(Page and application data records)

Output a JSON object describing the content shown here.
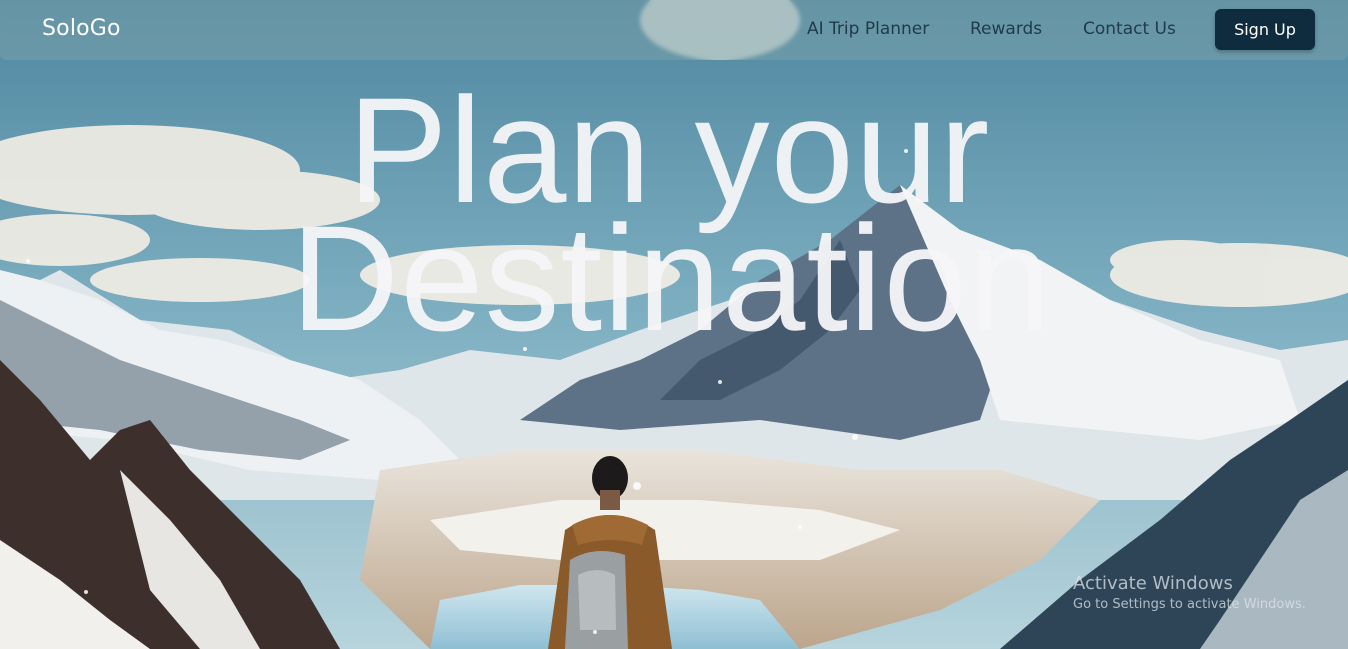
{
  "brand": "SoloGo",
  "nav": {
    "items": [
      "AI Trip Planner",
      "Rewards",
      "Contact Us"
    ],
    "signup_label": "Sign Up"
  },
  "hero": {
    "title_line1": "Plan your",
    "title_line2": "Destination",
    "background": "illustrated snowy mountain valley with hiker carrying backpack, viewed from behind"
  },
  "watermark": {
    "title": "Activate Windows",
    "subtitle": "Go to Settings to activate Windows."
  },
  "colors": {
    "signup_bg": "#0e2c3d",
    "nav_text": "#1f3b4a",
    "sky": "#5a8fa6",
    "headline": "#f5f6f8"
  }
}
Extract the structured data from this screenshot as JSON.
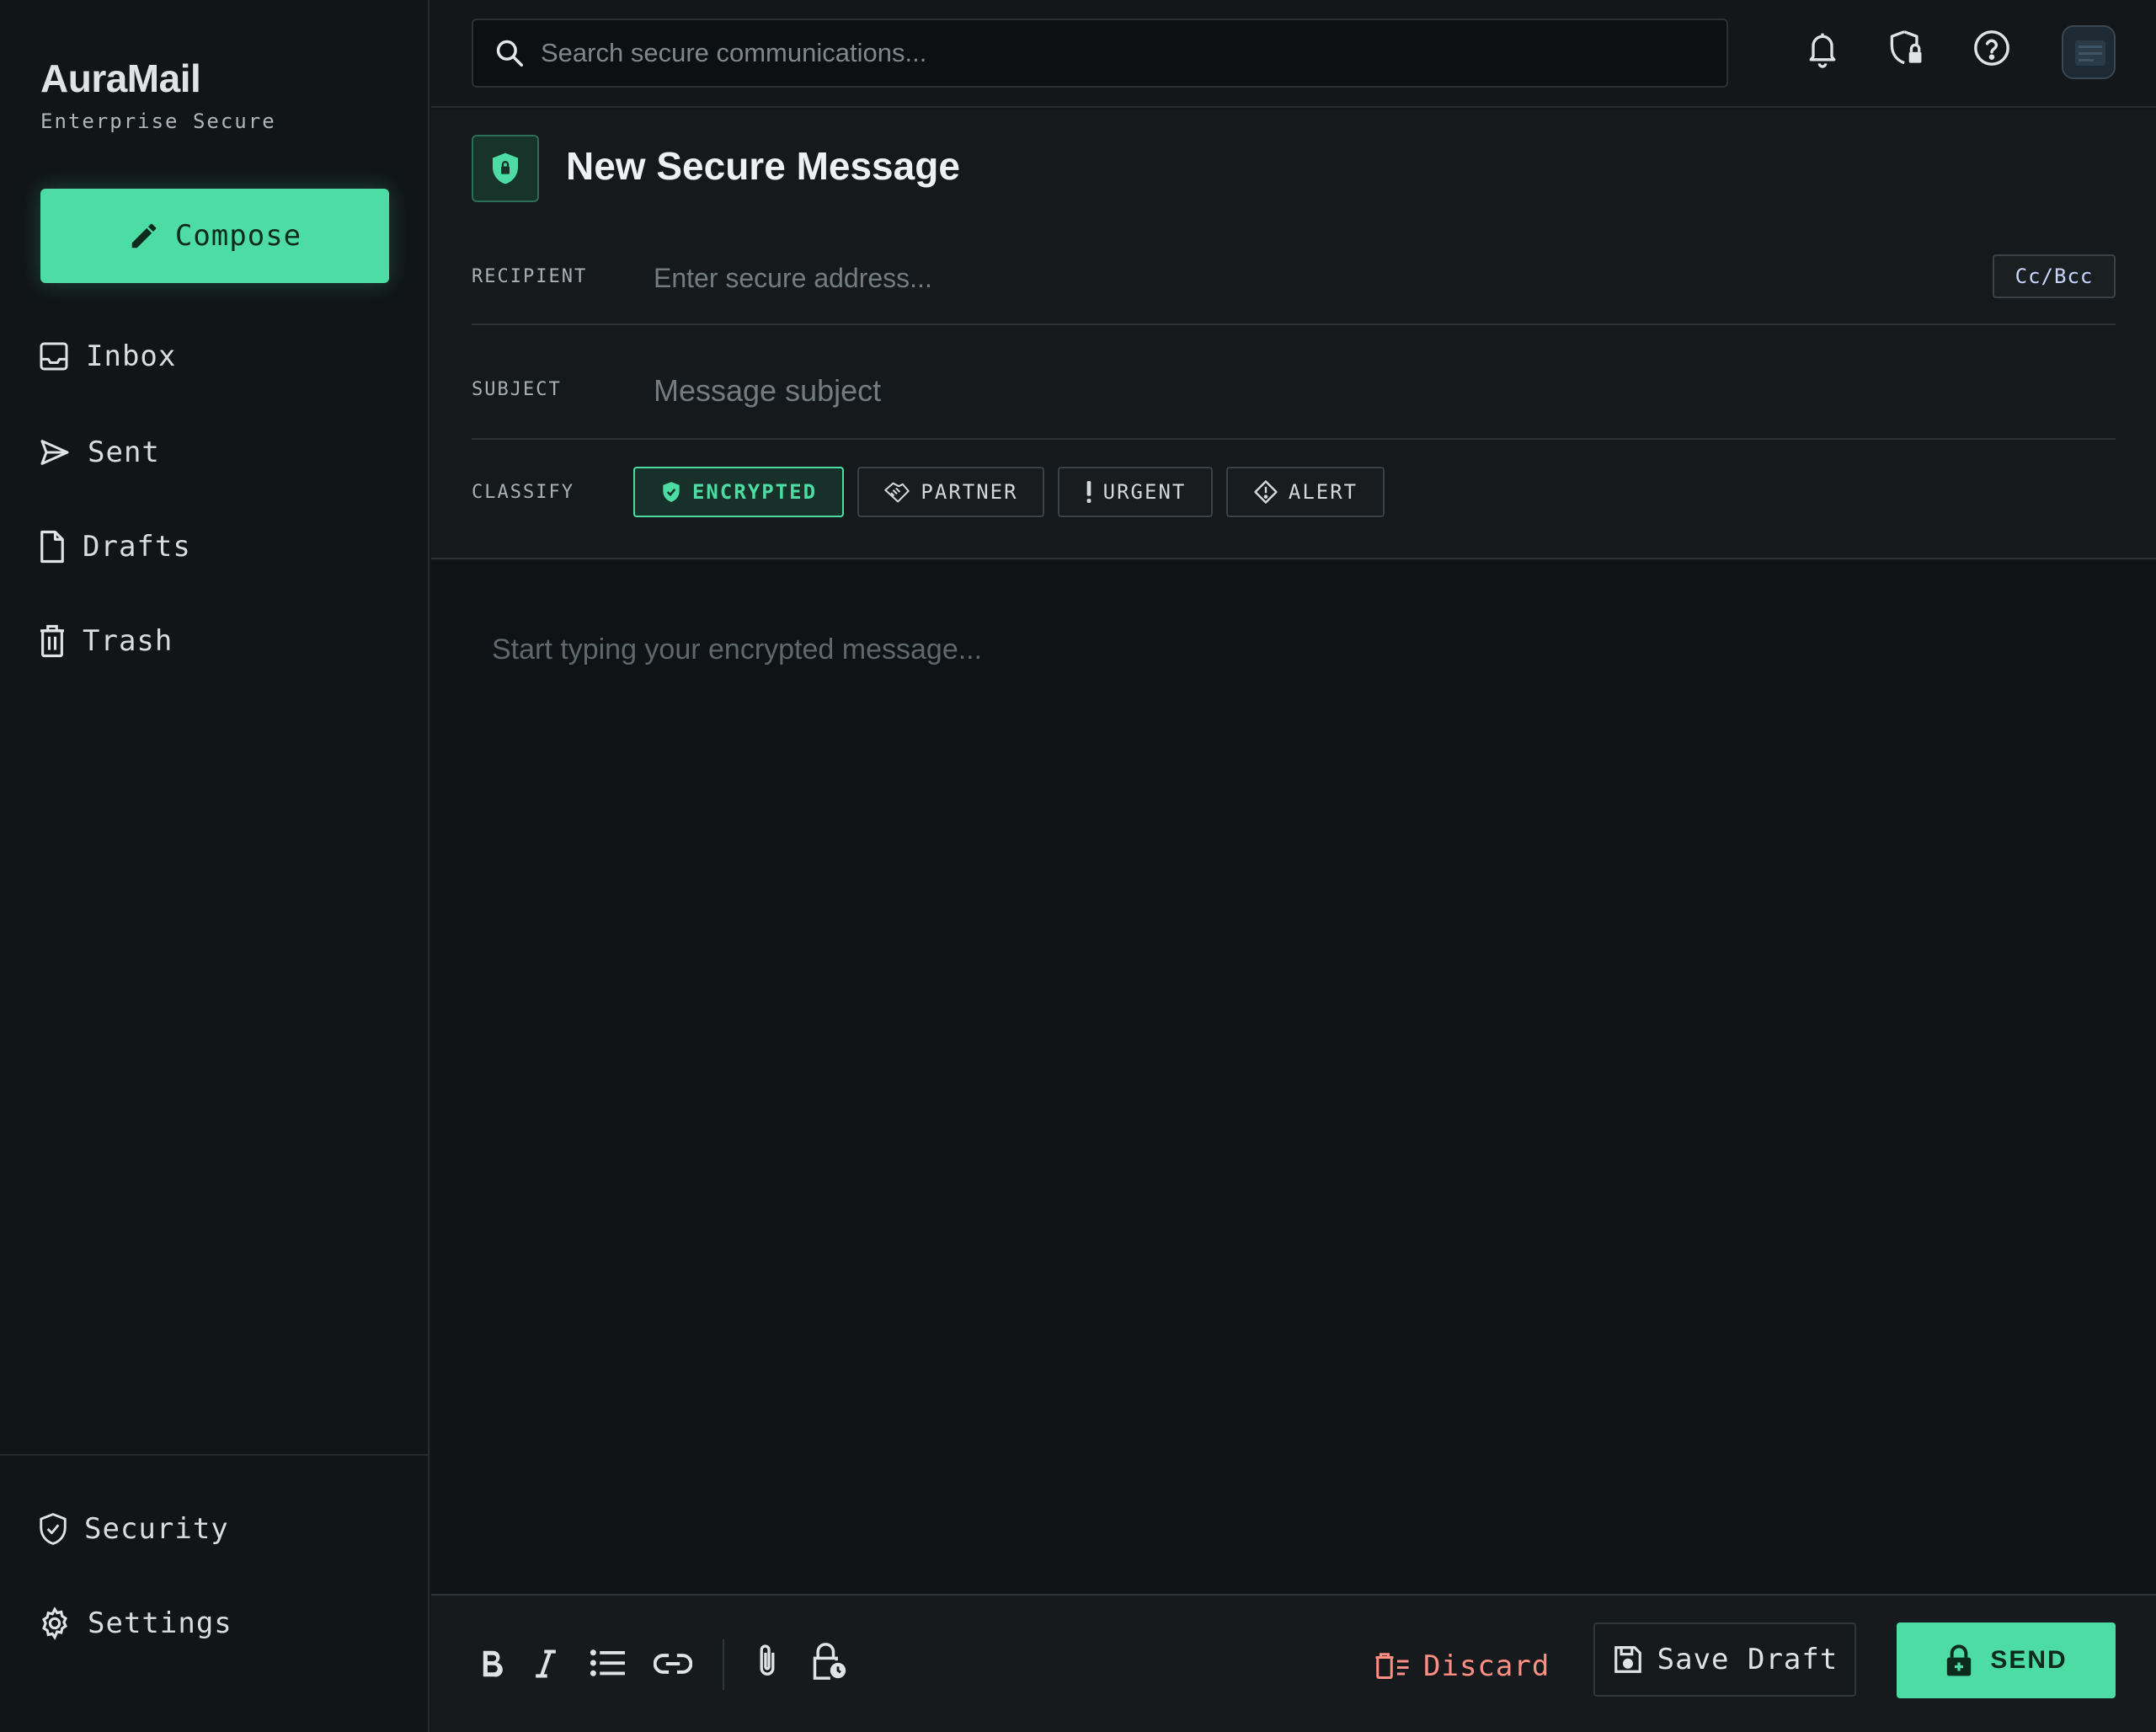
{
  "app": {
    "name": "AuraMail",
    "tagline": "Enterprise Secure"
  },
  "sidebar": {
    "compose_label": "Compose",
    "items": [
      {
        "label": "Inbox",
        "icon": "inbox-icon"
      },
      {
        "label": "Sent",
        "icon": "send-arrow-icon"
      },
      {
        "label": "Drafts",
        "icon": "document-icon"
      },
      {
        "label": "Trash",
        "icon": "trash-icon"
      }
    ],
    "bottom_items": [
      {
        "label": "Security",
        "icon": "shield-check-icon"
      },
      {
        "label": "Settings",
        "icon": "gear-icon"
      }
    ]
  },
  "topbar": {
    "search_placeholder": "Search secure communications...",
    "icons": [
      "bell-icon",
      "shield-lock-icon",
      "help-icon",
      "avatar"
    ]
  },
  "composer": {
    "title": "New Secure Message",
    "recipient_label": "RECIPIENT",
    "recipient_placeholder": "Enter secure address...",
    "recipient_value": "",
    "cc_bcc_label": "Cc/Bcc",
    "subject_label": "SUBJECT",
    "subject_placeholder": "Message subject",
    "subject_value": "",
    "classify_label": "CLASSIFY",
    "tags": [
      {
        "label": "ENCRYPTED",
        "icon": "shield-check-icon",
        "active": true
      },
      {
        "label": "PARTNER",
        "icon": "handshake-icon",
        "active": false
      },
      {
        "label": "URGENT",
        "icon": "exclamation-icon",
        "active": false
      },
      {
        "label": "ALERT",
        "icon": "diamond-alert-icon",
        "active": false
      }
    ],
    "body_placeholder": "Start typing your encrypted message...",
    "body_value": ""
  },
  "toolbar": {
    "format_icons": [
      "bold-icon",
      "italic-icon",
      "list-icon",
      "link-icon",
      "attachment-icon",
      "timed-lock-icon"
    ],
    "discard_label": "Discard",
    "save_draft_label": "Save Draft",
    "send_label": "SEND"
  },
  "colors": {
    "accent": "#4ddca3",
    "background": "#121618",
    "danger": "#ff8f83"
  }
}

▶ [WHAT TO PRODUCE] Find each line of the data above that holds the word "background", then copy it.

▶ [ANSWER]
    "background": "illustrated snowy mountain valley with hiker carrying backpack, viewed from behind"
    "background": "#121618",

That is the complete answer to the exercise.